By Christian Fraser
BBC News, Rafah
The Israelis bombed the tunnels between Gaza and Egypt
Hani Bakear has probably endured the longest war of anyone in Gaza.
His house is directly opposite the Egyptian border overlooking the tunnels.
For three weeks the land beneath his house has been bombed repeatedly.
And yet Mr Bakear has refused to leave. With his 10 children he has sat it out within his crumbling apartment block, as shrapnel rained down around him, some of it coming through the wall.
"I have nowhere else to go," said Mr Bakear.
"Why should I leave my home. The Israelis have tried everything to force us out. But the will of the Palestinian people is unshakeable."
The Israelis estimate there were 300 tunnels running beneath the wall. They have thrown everything at them.
Today the landscape is pitted and scarred. The explosions were thunderous - goodness knows what it must have been like sitting through it in Mr Bakear's tiny apartment.
Touched by war
But with this latest ceasefire, the town of Rafah is now counting its losses.
Every family has been touched by this war.
At the morgue they were still queuing on Saturday for the bodies. In the corner of the room a small boy wept - a son without a father.
And there are plenty of fathers without sons.
Ziad Al Absi lost three of his boys. A rocket attack on his house destroyed his bedroom, where his children were sleeping around him.
But neighbours say Mr Absi is nothing to do with Hamas.
"I only support Palestinians who kills Israelis," said Mr Absi. "Because the Israelis believe all our children are terrorists."
And therein lies the dangerous legacy of this war. The hatred runs deeper than ever, with the next generation of Palestinians already vowing revenge.
Every family has been touched by this war
Mohammed, 17, lives in the house in which we are sheltering. He is well educated despite all the difficulties and he speaks immaculate English.
He might ordinarily be classed as a moderate. In fact he is on most topics - but not when it comes to Israel.
"They kill indiscriminately," he said. "They don't care what they hit.
"They don't see us as human beings. I have lost school friends. Every family here has lost someone.
"We have lived in fear for three weeks. And why? Because we refuse to be imprisoned behind these walls, without food, medicine, our basic human rights?"
But everyone in this house welcomes the ceasefire, pleased to have some respite from the bombing. There are plenty of exhausted faces.
There is no way you can sleep through the scream of an F-16 - no matter how inured you are to it.
There are however some real concerns about where Gaza goes now.
After weeks of bombing, people are unclear what the future will bring
Hamas is still in control. In Rafah their flags still fly in the streets. Their fighters are hailed as heroes.

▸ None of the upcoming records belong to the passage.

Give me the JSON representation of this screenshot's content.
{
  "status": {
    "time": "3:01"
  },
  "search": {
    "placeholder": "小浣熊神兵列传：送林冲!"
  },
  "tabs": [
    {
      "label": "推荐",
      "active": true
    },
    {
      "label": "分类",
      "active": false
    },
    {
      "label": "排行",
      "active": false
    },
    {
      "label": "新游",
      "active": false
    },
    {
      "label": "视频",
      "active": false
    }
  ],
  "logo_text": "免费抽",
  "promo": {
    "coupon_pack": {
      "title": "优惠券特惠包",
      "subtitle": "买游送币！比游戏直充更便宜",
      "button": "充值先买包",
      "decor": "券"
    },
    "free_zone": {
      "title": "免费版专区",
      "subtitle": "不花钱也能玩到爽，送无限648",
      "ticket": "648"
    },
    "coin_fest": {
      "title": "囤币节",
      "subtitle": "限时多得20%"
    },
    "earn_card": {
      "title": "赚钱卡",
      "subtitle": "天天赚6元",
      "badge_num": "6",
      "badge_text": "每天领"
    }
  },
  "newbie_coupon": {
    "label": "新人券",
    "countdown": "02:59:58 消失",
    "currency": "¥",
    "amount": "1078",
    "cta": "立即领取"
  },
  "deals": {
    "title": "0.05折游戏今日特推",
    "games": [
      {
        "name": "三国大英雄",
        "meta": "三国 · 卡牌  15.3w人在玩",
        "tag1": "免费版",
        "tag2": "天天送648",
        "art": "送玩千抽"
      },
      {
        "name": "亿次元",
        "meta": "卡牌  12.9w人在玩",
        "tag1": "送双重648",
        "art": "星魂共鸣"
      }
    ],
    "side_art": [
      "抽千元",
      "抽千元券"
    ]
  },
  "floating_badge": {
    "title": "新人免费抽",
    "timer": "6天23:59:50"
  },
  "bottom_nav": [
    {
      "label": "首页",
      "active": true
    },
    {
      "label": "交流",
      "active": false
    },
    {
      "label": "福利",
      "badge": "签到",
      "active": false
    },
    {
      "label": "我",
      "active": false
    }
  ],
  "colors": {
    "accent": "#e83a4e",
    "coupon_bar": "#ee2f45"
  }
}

For Hamas survival is considered a victory.
No-one knows yet what damage has been inflicted on the organisation and whether it's power and control has diminished.
"We wonder who is going to govern," said Abu Moustafa, the owner of a hardware store.
"The divisions between Fatah and Hamas run deep as ever. There is a danger that in the months ahead there will be a political vacuum in Gaza. That is a dangerous scenario, it could spell more misery for people here."
And Abu Moustafa does not trust the Israelis to provide for people in Gaza.
"We depended on the tunnels for all our supplies," he said.
"They were our lifeline. Now we are totally cut off from the outside world. The Israelis promise to open the crossings - but they have made those promises before."
So for the moment, while the rockets may have stopped, many of the same uncertainties remain.
There is only temporary relief here. The longer-term future of the Gaza people is as precarious as ever.